else clause for the
for loop, then it is executed if a
break statement isn't encountered. Breaking this all down gives us:
- Get the iterable's iterator
- Assign the iterator's
nextvalue to the loop target
- Execute the body
- Repeat until the iterator is done
- If there's an
elseclause and a
breakstatement isn't hit, execute the
Kind of sounds like a
while loop with an assignment, doesn't it?
- Get the iterator with
next()and assign the result to the loop target
- As long as calling next didn't raise
StopIteration, execute the body
- Repeat as necessary
- Run the
elseclause as appropriate
for without an
Let's start with the simpler case of not having an
else clause. In that case we can translate:
If you squint a bit it sort of looks like the
for loop example. It's definitely a lot more verbose and would be a pain to write out every time you wanted to iterate, but it would get the work done.
for with an
Now you might have noticed that we used a
break statement in our unravelling above which would cause a
else clause to always be skipped. How do we change the translation to work when an
else clause is present?
Let's update our example first:
To eliminate our use of
break in our original unravelling, we need to come up with another way to denote when the iterator is out of items. A variable simply tracking whether there are more values should be enough to get us what we are after.
_iter = iter(b) _looping = True while _looping: try: a = next(_iter) except StopIteration: _looping = False continue else: c else: d del _iter, _looping
This unravelling has a rather convenient side-effect of getting to rely on the
while loop's own
else clause and its semantics to get what we are after for the

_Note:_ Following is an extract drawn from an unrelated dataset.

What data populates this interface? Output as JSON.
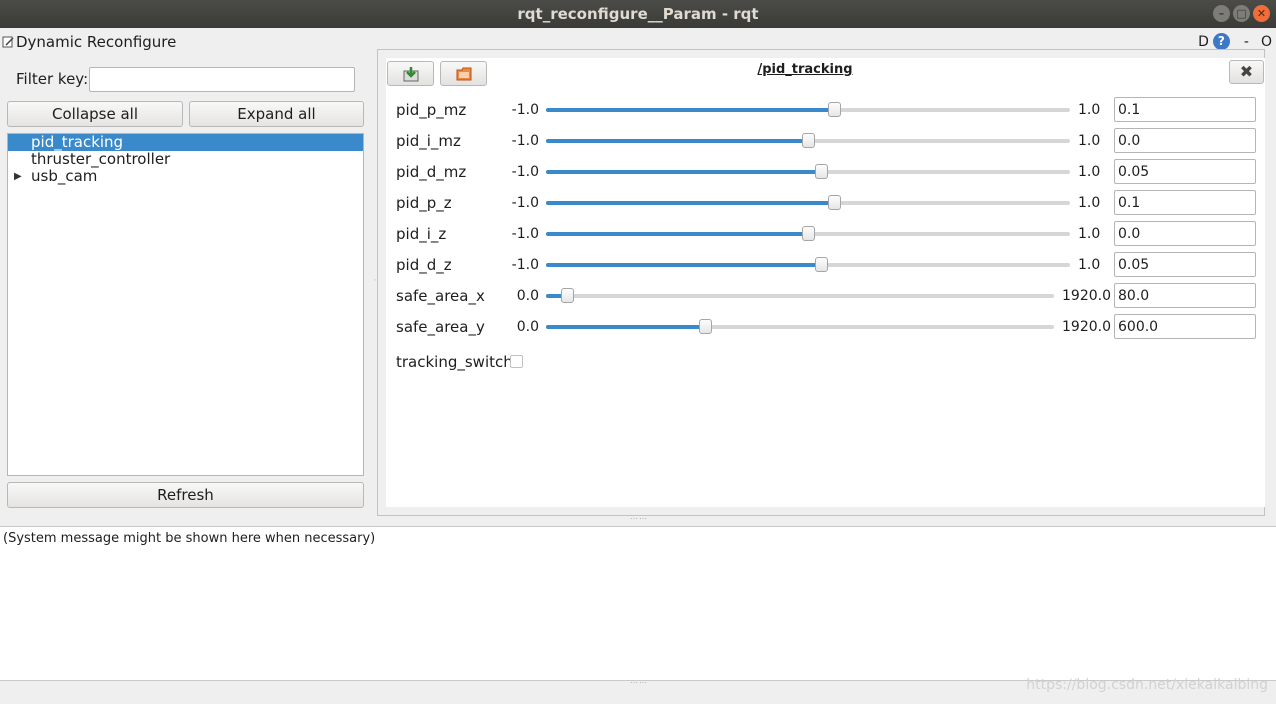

And that's it! We can leverage a
while loop to implement
for loops with no discernible semantic changes (except for the temp variables).